Bonds are a fixed-income financial instrument. Learn more about bonds, duration, and interest payments.

Bonds are a type of financial instrument popular among investors. Bonds are often called fixed-income investments, meaning that the investor’s returns come from interest payments that do not vary over time. Fixed-income investments vary in maturity - or the length of time before the bond comes due.

Bonds have a specific duration. Investors must be mindful of potential changes in market conditions and interest rates as they choose bonds that match their investment goals and timeline.

Finally, bonds make regular interest payments to investors based on their outstanding principal balance, so investors need to understand how bonds work to maximize their returns.

FAQs

How do bonds work?

A bond is a fixed-income security that acts as a loan between an investor and a borrower. Bonds are interest-bearing or discounted government or corporation issued securities where a specified amount is borrowed and then repaid at maturity.

Borrowers are typically companies or governments looking to raise money from investors in exchange for agreeing to pay back the loan in a specific time period at a predetermined or variable interest rate. Bonds are fixed-income securities because they provide payment to the lender, with interest, for the duration of the bond.

Bonds have a maturity date when the borrower must repay the lender the principal amount in full; if they do not, the bond will default and the lender will no longer receive payments. This is why less creditworthy, riskier bonds typically yield a higher interest rate, because the lender is being compensated for their level of risk. The terms of the bond, such as maturity date and coupon rate, are stated in the bond indenture and represent a formal agreement between the lender and borrower.

Can bonds lose money?

Yes, bonds can lose money. Bonds have a maturity date when the borrower must repay the lender the principal amount in full; if they do not, the bond will default and the lender will no longer receive payments. This is why less creditworthy, riskier bonds typically yield a higher interest rate because the lender is being compensated for their level of risk.

If the bond defaults and the principal is not repaid, the investor will lose the amount they originally paid to purchase the bond. The terms of the bond, such as maturity date and coupon rate, are stated in the bond indenture and represent a formal agreement between the lender and borrower.

A bond’s market value can rise and fall based on many factors between issuance and maturity, such as interest rate fluctuations and perceived creditworthiness.

What are the five types of bonds?

There are many types of bonds. The most common include government bonds, municipal bonds, corporate bonds, investment-grade bonds, high-yield bonds, convertible bonds, and foreign bonds.

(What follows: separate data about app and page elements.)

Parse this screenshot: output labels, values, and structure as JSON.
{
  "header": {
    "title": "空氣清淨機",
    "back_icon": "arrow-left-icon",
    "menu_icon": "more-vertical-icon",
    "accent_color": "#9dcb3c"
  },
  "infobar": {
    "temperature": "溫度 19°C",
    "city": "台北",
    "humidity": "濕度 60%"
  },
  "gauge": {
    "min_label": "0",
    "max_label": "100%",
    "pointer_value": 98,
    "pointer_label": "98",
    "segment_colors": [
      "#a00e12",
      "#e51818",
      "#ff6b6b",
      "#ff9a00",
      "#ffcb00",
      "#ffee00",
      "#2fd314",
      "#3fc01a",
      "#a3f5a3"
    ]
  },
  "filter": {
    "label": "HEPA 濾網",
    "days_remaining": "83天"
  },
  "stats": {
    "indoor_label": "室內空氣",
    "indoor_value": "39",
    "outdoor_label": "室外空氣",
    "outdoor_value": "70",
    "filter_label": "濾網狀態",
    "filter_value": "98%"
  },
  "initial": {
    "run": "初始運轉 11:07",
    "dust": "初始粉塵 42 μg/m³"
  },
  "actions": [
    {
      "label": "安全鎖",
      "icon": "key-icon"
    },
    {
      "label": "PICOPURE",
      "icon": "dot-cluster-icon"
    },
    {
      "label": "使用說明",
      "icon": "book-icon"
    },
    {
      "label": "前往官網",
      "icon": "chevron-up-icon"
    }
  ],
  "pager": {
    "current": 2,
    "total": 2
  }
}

Government bonds are issued by the federal government through the Department of Treasury. Municipal bonds are issued by counties, cities, and states. Corporations issue bonds to raise money. Investment-grade bonds have a higher credit rating than high-yield bonds, but do not offer as high of an interest rate.